Arbitration agreements

What are the formal requirements for an enforceable arbitration agreement?

Under the Arbitration Acts, an arbitration agreement must exist in writing. However, a broad understanding of ‘writing’ is taken to include: electronic communications; any record of the agreement irrespective of whether it was concluded orally; or the exchange of statements of claim and defence in which the existence of an agreement is alleged by one party and not denied by the other.

Arbitral procedure

Does the domestic law contain substantive requirements for the procedure to be followed?

The parties are free to agree on the procedure to be followed by the arbitral tribunal in conducting the proceedings. Of course, this is subject to the overriding duty imposed to treat the parties equally, and provide them with a reasonable opportunity to present their case.


When and in what form must the award be delivered?

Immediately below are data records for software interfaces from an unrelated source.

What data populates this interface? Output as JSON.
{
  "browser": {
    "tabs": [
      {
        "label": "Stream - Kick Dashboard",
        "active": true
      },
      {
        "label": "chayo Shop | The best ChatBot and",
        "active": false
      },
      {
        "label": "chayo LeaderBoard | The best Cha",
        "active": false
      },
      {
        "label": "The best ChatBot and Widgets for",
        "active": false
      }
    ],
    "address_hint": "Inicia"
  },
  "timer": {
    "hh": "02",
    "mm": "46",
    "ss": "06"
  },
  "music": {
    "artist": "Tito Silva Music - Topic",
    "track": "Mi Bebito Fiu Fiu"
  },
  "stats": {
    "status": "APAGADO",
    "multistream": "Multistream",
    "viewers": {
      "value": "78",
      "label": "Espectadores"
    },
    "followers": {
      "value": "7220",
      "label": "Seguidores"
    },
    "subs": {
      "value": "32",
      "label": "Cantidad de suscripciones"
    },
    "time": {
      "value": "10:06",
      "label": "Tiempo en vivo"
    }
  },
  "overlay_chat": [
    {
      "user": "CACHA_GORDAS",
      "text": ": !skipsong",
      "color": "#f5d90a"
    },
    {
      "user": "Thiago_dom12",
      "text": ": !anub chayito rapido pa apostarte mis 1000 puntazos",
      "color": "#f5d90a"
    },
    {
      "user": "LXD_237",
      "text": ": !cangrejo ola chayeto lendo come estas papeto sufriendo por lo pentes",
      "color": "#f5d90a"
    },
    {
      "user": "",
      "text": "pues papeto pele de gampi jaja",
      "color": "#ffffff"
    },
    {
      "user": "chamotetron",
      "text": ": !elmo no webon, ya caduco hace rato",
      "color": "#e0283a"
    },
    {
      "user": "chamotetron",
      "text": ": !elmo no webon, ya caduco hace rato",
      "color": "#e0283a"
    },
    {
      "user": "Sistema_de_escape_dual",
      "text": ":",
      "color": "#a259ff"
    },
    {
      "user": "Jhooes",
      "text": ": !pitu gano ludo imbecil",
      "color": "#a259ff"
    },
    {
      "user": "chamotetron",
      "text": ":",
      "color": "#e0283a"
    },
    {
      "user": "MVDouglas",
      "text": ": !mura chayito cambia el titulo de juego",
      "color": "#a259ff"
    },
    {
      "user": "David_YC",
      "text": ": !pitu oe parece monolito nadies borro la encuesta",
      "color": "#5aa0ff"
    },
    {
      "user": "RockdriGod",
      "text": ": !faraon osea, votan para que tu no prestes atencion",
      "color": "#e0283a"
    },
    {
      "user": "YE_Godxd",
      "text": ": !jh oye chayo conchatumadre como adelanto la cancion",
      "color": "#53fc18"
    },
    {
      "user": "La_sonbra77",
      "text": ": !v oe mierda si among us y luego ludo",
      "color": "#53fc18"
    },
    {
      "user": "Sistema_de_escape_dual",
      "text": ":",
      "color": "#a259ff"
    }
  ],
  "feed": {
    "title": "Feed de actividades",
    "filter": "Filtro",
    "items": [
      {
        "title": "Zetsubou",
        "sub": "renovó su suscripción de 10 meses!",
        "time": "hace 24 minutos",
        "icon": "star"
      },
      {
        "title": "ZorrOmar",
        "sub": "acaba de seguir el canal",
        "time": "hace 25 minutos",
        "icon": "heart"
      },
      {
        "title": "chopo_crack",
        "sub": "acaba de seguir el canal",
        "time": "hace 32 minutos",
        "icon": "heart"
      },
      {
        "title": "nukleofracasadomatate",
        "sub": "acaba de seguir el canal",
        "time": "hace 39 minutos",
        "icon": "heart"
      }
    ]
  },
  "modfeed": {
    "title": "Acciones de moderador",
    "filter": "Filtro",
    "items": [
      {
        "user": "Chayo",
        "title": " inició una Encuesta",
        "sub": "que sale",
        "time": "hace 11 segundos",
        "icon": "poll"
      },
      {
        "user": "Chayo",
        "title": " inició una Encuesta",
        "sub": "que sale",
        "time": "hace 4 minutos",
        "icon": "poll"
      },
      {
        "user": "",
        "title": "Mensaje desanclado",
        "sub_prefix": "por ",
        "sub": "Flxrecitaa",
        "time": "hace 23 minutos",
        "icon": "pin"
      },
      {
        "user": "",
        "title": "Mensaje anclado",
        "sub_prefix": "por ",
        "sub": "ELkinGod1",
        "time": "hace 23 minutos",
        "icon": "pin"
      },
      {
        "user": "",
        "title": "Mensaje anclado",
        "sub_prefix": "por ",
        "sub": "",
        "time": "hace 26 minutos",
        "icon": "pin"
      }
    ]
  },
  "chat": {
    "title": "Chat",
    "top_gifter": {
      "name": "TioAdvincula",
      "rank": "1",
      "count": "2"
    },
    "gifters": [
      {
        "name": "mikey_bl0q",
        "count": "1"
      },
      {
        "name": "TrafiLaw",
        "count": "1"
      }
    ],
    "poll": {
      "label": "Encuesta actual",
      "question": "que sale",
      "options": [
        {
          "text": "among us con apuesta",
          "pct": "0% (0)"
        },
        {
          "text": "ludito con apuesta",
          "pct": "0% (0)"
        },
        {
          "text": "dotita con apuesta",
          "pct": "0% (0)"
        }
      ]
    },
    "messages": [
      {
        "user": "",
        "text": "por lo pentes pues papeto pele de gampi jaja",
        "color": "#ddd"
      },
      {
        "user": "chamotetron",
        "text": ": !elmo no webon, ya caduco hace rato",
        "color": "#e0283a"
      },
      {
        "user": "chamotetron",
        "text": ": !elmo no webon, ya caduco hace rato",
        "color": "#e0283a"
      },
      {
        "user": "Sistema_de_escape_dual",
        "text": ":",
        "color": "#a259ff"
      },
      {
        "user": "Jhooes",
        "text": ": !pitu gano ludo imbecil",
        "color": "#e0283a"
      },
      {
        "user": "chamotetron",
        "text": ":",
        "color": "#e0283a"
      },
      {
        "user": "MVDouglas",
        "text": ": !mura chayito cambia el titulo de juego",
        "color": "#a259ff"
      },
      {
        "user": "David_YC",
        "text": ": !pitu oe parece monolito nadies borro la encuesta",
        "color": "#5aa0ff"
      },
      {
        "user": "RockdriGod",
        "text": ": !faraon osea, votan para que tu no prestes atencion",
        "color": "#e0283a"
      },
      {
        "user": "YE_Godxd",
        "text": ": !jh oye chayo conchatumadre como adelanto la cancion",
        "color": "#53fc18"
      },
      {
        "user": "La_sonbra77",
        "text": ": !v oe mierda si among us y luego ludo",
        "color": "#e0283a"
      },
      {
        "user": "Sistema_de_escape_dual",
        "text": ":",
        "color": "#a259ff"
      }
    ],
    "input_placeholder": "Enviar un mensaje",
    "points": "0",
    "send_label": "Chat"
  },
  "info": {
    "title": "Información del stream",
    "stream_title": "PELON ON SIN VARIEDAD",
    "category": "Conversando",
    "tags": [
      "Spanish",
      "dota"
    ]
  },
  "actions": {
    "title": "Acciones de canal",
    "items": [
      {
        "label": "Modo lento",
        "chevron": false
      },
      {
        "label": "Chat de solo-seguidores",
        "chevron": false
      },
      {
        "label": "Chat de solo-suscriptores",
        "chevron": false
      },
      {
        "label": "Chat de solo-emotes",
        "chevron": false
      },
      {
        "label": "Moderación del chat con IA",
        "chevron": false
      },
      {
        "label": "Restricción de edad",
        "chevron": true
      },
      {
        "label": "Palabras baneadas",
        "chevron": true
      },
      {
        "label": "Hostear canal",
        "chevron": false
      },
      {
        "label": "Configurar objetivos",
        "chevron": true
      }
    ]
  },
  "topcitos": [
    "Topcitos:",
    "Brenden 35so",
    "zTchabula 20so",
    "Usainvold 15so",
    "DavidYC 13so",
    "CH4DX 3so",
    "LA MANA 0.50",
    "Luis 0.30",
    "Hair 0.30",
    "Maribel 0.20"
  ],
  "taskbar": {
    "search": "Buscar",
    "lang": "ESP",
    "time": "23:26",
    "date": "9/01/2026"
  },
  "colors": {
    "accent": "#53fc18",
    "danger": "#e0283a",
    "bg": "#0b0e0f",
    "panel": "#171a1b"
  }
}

Domestic arbitration law imposes no time limits on the delivery of an award.

The parties can, however, agree to this, and many arbitral institutions also contain such limits.

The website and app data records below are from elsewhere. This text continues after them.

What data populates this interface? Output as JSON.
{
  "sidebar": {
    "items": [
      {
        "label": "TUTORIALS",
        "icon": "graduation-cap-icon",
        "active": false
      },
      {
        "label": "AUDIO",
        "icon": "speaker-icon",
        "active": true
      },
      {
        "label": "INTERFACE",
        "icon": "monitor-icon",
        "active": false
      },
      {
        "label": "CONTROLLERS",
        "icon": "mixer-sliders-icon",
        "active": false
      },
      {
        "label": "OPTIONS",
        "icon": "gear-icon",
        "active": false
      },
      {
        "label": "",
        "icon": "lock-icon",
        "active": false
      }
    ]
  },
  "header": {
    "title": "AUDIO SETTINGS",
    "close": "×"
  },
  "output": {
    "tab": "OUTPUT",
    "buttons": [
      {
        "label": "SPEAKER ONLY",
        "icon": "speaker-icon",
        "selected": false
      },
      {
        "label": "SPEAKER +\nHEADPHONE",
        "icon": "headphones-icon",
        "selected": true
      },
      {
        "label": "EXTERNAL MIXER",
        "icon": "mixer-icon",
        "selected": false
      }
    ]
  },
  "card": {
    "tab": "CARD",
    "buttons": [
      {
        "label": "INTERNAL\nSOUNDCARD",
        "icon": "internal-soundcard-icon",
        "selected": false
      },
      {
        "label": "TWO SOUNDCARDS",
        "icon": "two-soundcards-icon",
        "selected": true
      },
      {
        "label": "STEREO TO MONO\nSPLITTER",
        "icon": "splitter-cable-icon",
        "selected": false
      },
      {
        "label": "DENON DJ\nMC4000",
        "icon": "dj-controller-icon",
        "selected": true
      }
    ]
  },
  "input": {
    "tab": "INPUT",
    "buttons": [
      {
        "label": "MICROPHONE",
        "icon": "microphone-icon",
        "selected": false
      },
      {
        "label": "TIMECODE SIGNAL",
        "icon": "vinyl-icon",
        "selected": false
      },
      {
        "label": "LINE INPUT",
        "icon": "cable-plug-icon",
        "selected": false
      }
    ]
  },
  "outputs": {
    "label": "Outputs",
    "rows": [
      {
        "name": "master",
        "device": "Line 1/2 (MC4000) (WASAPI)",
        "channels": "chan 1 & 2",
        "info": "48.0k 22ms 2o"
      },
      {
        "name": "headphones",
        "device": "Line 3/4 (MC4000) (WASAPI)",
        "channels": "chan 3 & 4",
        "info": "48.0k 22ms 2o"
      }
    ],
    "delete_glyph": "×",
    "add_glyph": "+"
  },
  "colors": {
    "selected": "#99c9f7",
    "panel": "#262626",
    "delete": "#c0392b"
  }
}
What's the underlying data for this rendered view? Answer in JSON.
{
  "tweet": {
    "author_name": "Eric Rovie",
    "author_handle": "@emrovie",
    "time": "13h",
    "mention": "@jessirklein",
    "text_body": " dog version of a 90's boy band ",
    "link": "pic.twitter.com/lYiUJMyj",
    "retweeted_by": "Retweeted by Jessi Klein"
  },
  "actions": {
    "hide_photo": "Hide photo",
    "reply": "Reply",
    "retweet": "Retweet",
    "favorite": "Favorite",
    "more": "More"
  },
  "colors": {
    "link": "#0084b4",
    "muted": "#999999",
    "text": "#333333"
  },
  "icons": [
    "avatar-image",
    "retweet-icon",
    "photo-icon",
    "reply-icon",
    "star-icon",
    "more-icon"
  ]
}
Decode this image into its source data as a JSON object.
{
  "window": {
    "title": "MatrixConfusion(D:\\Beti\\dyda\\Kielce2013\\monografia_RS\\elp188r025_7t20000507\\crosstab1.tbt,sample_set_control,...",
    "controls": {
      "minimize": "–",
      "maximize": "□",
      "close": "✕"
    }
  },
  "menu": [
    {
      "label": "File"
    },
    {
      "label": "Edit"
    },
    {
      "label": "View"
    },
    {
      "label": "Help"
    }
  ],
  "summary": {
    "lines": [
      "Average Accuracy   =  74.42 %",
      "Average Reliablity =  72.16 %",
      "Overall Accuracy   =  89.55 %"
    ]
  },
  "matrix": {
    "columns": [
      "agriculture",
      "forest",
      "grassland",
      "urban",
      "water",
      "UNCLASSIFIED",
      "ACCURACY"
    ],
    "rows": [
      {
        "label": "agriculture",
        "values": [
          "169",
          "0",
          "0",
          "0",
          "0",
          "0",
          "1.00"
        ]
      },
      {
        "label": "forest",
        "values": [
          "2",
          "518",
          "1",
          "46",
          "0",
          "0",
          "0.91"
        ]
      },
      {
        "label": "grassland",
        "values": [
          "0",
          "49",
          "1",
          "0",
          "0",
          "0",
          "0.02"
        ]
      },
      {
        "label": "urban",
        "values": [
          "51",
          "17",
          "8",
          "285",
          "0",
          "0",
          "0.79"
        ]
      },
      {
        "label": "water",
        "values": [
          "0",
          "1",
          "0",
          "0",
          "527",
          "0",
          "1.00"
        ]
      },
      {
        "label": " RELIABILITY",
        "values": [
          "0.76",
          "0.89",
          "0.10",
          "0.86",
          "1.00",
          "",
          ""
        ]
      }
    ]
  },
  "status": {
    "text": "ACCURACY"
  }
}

On what grounds can an award be appealed to the court?

An appeal from an award can be made on a question of law only if the parties agree that an appeal can be brought, and the court grants leave. The court, however, must not grant leave unless the following four conditions are satisfied:

  • the determination of the question will substantially affect the rights of a party;
  • the question is one that the tribunal was asked to determine;
  • the decision of the tribunal is either obviously wrong, or is of general public importance and the decision is at least open to serious doubt; and
  • that despite the arbitration agreement of the parties, it is just and proper for the court to determine the question.

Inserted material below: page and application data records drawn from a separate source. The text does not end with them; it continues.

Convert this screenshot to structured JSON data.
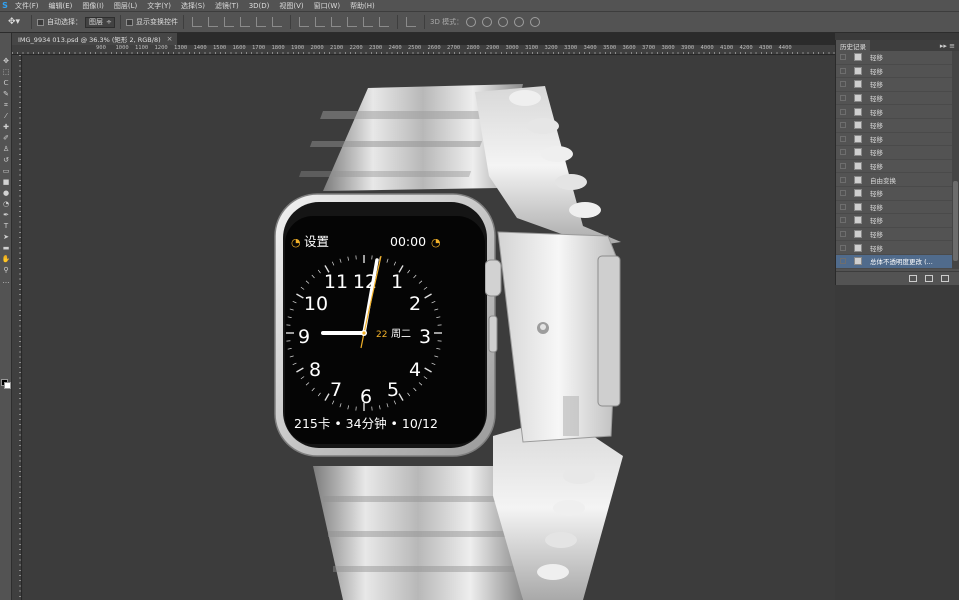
{
  "menubar": {
    "logo": "S",
    "items": [
      "文件(F)",
      "编辑(E)",
      "图像(I)",
      "图层(L)",
      "文字(Y)",
      "选择(S)",
      "滤镜(T)",
      "3D(D)",
      "视图(V)",
      "窗口(W)",
      "帮助(H)"
    ]
  },
  "options": {
    "move_tool_icon": "move-icon",
    "auto_select_label": "自动选择：",
    "auto_select_value": "图层",
    "show_transform_label": "显示变换控件",
    "mode_3d_label": "3D 模式："
  },
  "tab": {
    "title": "IMG_9934 013.psd @ 36.3% (矩形 2, RGB/8)",
    "close": "×"
  },
  "ruler": {
    "labels": [
      "900",
      "1000",
      "1100",
      "1200",
      "1300",
      "1400",
      "1500",
      "1600",
      "1700",
      "1800",
      "1900",
      "2000",
      "2100",
      "2200",
      "2300",
      "2400",
      "2500",
      "2600",
      "2700",
      "2800",
      "2900",
      "3000",
      "3100",
      "3200",
      "3300",
      "3400",
      "3500",
      "3600",
      "3700",
      "3800",
      "3900",
      "4000",
      "4100",
      "4200",
      "4300",
      "4400"
    ]
  },
  "watch": {
    "top_left": "设置",
    "top_right": "00:00",
    "date_number": "22",
    "weekday": "周二",
    "numerals": [
      "12",
      "1",
      "2",
      "3",
      "4",
      "5",
      "6",
      "7",
      "8",
      "9",
      "10",
      "11"
    ],
    "bottom": "215卡 • 34分钟 • 10/12",
    "accent_color": "#f3b22a"
  },
  "history": {
    "title": "历史记录",
    "menu": "▸▸ ≡",
    "items": [
      "轻移",
      "轻移",
      "轻移",
      "轻移",
      "轻移",
      "轻移",
      "轻移",
      "轻移",
      "轻移",
      "自由变换",
      "轻移",
      "轻移",
      "轻移",
      "轻移",
      "轻移",
      "总体不透明度更改 (..."
    ],
    "active_index": 15
  }
}
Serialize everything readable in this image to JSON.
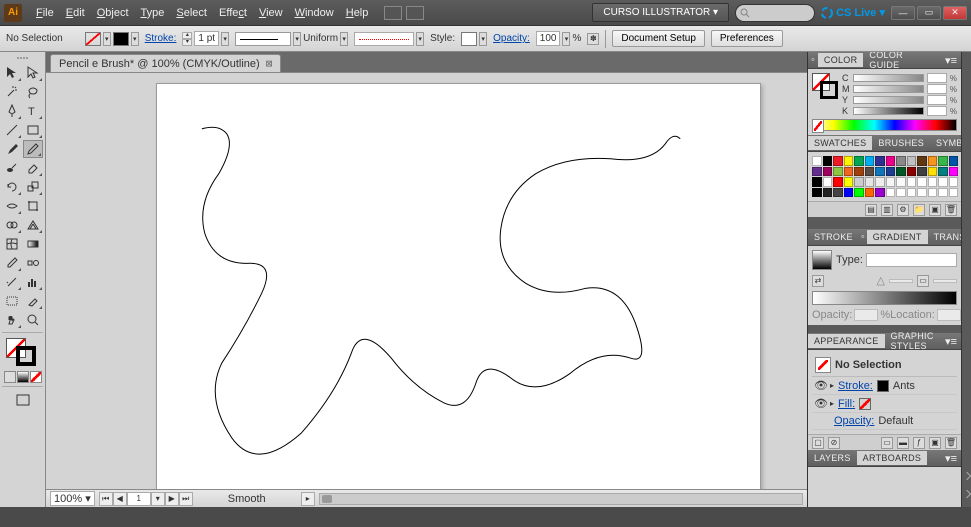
{
  "menu": {
    "items": [
      "File",
      "Edit",
      "Object",
      "Type",
      "Select",
      "Effect",
      "View",
      "Window",
      "Help"
    ]
  },
  "workspace_label": "CURSO ILLUSTRATOR ▾",
  "cslive": "CS Live ▾",
  "control": {
    "selection": "No Selection",
    "stroke_label": "Stroke:",
    "stroke_pt": "1 pt",
    "uniform": "Uniform",
    "style_label": "Style:",
    "opacity_label": "Opacity:",
    "opacity_val": "100",
    "pct": "%",
    "doc_setup": "Document Setup",
    "prefs": "Preferences"
  },
  "doc_tab": "Pencil e Brush* @ 100% (CMYK/Outline)",
  "status": {
    "zoom": "100%",
    "artboard": "1",
    "tool": "Smooth"
  },
  "panels": {
    "color": {
      "tab1": "Color",
      "tab2": "Color Guide",
      "channels": [
        "C",
        "M",
        "Y",
        "K"
      ]
    },
    "swatches": {
      "tab1": "Swatches",
      "tab2": "Brushes",
      "tab3": "Symbols",
      "colors": [
        "#ffffff",
        "#000000",
        "#ed1c24",
        "#fff200",
        "#00a651",
        "#00aeef",
        "#2e3192",
        "#ec008c",
        "#898989",
        "#c0c0c0",
        "#603913",
        "#f7941d",
        "#39b54a",
        "#0054a6",
        "#662d91",
        "#9e005d",
        "#8dc63f",
        "#f26522",
        "#a0410d",
        "#594a42",
        "#0f75bc",
        "#1c3f94",
        "#005826",
        "#8b0000",
        "#404040",
        "#ffde00",
        "#008080",
        "#ff00ff",
        "#000000",
        "#ffffff",
        "#ff0000",
        "#ffff00",
        "#cccccc",
        "#e5e5e5",
        "#eeeeee",
        "#f5f5f5",
        "#fafafa",
        "#ffffff",
        "#ffffff",
        "#ffffff",
        "#ffffff",
        "#ffffff",
        "#000000",
        "#222222",
        "#444444",
        "#0000ff",
        "#00ff00",
        "#ff6600",
        "#9900cc",
        "#ffffff",
        "#ffffff",
        "#ffffff",
        "#ffffff",
        "#ffffff",
        "#ffffff",
        "#ffffff"
      ]
    },
    "gradient": {
      "tab1": "Stroke",
      "tab2": "Gradient",
      "tab3": "Transpa",
      "type_label": "Type:",
      "opacity_label": "Opacity:",
      "location_label": "Location:"
    },
    "appearance": {
      "tab1": "Appearance",
      "tab2": "Graphic Styles",
      "title": "No Selection",
      "stroke": "Stroke:",
      "stroke_val": "Ants",
      "fill": "Fill:",
      "opacity": "Opacity:",
      "opacity_val": "Default"
    },
    "layers": {
      "tab1": "Layers",
      "tab2": "Artboards"
    }
  }
}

An appeal must be brought within three months.

After an appeal is heard by the court, a party can bring a further appeal as against that court’s judgment. Importantly, however, this is no longer an appeal against the award itself, but rather an appeal against the lower court’s judgment.


What procedures exist for enforcement of foreign and domestic awards?

With regard to domestic awards, an arbitral award is to be recognised as binding and, upon application to the court, can be enforced. The only exception to this is if the opposing party can convince the court that it should not recognise or enforce the award on the grounds found in section 36 (which mirror the grounds found in the Model Law and the New York Convention).

With regard to foreign awards, section 8 of the International Arbitration Act has the same effect as that described above for domestic awards. The courts do not have discretion to determine whether to recognise and enforce the award, but must do so unless one of the limited grounds provided are satisfied. This reflects the pro-arbitration stance of Australian arbitration law.